Kevin Drum, formerly of the Washington Monthly
an "I'm not worthy" rationale that allows liberals to support the Obama administration's policy on Libya: "If it had been my call, I wouldn't have gone into Libya. But the reason I
voted for Obama in 2008 is because I trust his judgment. And not in any
merely abstract way, either: I mean that if he and I were in a room and
disagreed about some issue on which I had any doubt at all, I'd
literally trust his judgment over my own. I think he's smarter than me,
better informed, better able to understand the consequences of his
actions, and more farsighted. I voted for him because I trust his
judgment, and I still do."
Drum's argument isn't really an argument, just a gut feeling. There's no more point in building syllogisms against it than in trying to persuade somebody that scrambled eggs taste better than fried ones. He does, in fact, provide a cogent reason to oppose the kinetic whatchamacallit: Qaddafi "appears quite capable of holding out, or even outright
winning," which increases the chances that Obama will "escalate even further" rather than "accept a
stalemate or a loss."
If that happens, it will have consequences not only for American policy in Libya, or foreign policy generally, but for liberals' relationship to Obama. Those who, like Drum, rest their case for Obama on their convictions about his character, will have to question whether the president is really all that smart, informed, discerning or farsighted.
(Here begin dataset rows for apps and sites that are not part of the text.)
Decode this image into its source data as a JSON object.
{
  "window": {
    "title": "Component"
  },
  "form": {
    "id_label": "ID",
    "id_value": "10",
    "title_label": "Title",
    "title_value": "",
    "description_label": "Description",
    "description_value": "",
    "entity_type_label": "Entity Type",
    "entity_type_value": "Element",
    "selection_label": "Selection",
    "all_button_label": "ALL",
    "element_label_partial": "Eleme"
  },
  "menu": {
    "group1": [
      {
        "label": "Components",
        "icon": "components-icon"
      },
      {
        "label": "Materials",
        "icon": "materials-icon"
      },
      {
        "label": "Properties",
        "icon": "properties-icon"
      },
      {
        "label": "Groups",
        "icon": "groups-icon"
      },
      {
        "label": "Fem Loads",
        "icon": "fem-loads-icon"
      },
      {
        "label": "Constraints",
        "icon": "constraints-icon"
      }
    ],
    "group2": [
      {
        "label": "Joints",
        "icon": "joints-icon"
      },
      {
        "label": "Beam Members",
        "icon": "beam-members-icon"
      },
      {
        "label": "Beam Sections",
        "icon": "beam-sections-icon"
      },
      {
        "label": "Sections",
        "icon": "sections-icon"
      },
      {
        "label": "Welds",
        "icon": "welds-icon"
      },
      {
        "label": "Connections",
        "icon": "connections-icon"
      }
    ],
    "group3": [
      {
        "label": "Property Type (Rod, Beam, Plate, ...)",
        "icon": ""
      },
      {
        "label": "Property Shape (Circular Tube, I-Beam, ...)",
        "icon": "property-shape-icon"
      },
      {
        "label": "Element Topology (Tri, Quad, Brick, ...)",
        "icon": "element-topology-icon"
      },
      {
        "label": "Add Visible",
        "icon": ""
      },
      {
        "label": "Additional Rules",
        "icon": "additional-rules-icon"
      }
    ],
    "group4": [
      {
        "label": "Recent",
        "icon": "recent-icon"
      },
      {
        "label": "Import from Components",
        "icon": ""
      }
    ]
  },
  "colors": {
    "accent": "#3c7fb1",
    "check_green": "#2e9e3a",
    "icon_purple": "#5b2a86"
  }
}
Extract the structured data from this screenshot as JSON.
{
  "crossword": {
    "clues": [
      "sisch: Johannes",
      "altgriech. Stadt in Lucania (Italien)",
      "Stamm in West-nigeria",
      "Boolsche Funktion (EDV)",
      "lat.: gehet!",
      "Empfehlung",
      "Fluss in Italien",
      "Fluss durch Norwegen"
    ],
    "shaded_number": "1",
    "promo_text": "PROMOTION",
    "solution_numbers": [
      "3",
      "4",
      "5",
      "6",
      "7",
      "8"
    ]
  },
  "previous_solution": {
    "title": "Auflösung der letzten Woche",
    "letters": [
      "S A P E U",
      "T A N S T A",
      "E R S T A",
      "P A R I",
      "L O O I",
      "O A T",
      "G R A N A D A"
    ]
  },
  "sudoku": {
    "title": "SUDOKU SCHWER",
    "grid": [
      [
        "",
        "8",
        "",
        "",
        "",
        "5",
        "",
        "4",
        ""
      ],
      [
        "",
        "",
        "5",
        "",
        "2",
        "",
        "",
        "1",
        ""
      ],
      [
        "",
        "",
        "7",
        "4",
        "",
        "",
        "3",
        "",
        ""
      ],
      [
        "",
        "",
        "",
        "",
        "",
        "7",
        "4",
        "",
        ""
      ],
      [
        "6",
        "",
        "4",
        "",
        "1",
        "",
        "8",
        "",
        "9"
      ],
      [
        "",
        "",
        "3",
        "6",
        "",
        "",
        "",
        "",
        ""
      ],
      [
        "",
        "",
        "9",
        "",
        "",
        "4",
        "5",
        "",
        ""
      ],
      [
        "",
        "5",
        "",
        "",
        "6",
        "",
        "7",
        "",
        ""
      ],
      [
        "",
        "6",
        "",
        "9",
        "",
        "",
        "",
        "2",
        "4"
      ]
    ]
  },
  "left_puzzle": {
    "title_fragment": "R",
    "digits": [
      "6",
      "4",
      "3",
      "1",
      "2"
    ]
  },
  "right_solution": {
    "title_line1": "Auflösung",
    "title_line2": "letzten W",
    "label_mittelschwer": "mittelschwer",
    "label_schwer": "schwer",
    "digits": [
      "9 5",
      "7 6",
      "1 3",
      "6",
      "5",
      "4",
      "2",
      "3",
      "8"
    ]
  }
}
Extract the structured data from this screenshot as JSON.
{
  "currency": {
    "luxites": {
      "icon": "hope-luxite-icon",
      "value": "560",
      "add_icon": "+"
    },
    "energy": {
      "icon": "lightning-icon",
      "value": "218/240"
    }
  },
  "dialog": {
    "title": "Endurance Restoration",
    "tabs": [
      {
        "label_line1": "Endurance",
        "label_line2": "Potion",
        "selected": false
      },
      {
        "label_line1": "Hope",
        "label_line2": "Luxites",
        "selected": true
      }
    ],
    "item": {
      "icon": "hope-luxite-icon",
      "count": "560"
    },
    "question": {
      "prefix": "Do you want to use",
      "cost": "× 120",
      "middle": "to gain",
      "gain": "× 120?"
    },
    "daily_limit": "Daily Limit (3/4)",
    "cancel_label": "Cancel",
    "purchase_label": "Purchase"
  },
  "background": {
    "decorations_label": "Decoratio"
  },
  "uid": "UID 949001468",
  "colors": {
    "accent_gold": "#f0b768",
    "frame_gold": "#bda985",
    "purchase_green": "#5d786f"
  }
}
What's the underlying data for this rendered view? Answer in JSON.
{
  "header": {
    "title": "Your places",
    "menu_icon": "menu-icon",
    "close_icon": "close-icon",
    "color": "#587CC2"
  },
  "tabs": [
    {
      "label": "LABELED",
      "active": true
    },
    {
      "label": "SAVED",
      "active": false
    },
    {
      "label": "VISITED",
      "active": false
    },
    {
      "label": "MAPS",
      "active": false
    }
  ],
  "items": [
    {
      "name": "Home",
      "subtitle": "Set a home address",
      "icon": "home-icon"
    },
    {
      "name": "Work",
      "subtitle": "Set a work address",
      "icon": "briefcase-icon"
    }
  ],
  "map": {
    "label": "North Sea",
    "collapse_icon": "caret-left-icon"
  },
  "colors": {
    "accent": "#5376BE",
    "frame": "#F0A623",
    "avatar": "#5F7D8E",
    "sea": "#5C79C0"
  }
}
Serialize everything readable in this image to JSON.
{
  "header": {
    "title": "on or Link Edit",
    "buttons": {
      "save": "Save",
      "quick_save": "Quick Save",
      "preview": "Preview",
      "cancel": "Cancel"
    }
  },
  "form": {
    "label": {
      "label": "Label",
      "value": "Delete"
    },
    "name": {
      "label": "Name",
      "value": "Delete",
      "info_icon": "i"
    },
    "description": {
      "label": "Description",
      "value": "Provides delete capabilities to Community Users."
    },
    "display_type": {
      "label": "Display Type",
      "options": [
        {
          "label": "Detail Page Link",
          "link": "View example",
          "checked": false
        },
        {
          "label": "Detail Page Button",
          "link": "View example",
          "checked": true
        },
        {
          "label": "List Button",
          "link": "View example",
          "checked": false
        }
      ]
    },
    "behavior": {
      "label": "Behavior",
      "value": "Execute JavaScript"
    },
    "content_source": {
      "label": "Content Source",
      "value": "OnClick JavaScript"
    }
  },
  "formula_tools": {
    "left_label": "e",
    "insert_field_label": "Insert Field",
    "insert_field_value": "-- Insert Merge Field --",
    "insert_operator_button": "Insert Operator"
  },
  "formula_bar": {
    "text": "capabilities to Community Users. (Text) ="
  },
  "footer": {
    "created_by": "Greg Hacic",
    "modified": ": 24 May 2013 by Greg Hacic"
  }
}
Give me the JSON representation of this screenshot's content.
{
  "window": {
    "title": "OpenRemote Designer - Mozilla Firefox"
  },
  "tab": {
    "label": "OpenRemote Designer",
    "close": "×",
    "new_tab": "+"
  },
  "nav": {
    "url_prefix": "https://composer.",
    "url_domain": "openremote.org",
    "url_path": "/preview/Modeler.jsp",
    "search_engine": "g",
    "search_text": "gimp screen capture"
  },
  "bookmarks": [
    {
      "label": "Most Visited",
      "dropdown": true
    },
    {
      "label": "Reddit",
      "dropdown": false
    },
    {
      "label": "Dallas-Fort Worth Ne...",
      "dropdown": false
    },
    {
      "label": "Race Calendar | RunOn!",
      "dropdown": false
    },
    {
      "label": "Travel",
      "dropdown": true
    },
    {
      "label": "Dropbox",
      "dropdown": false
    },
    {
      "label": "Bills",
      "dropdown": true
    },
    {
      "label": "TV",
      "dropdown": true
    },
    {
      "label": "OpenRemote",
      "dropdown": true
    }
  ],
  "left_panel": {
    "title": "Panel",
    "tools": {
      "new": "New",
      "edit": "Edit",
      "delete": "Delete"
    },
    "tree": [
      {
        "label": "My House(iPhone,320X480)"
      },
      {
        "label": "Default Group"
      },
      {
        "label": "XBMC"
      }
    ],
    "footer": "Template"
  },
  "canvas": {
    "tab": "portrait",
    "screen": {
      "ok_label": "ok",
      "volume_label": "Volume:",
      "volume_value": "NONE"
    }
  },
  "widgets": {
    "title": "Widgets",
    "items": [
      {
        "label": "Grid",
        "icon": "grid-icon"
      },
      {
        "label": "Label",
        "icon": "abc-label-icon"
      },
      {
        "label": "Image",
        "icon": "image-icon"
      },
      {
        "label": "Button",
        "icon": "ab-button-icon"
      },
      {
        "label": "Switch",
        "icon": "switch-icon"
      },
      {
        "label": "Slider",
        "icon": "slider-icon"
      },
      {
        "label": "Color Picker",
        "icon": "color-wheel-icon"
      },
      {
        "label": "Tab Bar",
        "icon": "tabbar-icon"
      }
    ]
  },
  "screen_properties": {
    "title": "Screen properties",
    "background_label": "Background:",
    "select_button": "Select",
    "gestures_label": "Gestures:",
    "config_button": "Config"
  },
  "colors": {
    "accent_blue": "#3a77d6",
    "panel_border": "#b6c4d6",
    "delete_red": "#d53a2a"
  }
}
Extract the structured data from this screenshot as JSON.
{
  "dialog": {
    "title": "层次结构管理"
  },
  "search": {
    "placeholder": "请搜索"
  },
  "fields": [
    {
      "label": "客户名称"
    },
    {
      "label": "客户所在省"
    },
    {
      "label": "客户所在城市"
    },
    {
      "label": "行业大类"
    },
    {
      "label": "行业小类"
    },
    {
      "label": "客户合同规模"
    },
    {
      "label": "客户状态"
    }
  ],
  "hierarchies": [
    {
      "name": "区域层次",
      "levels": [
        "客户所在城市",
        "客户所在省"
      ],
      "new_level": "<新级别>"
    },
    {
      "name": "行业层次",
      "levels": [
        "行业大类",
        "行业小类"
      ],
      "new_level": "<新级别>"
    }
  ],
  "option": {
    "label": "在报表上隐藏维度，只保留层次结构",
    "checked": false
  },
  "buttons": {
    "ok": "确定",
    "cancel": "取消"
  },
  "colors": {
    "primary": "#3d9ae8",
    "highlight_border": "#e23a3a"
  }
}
If he isn't, the people who should be the president's strongest supporters will enter his reelection campaign, and prospective second term, viewing the incumbent as the least bad option, rather than "an evolutionary flash point for humanity," as one of his adoring throng said during the children's crusade of 2008. Whether Obama can be a successful president while being such a big disappointment to his core constituency is doubtful, at best.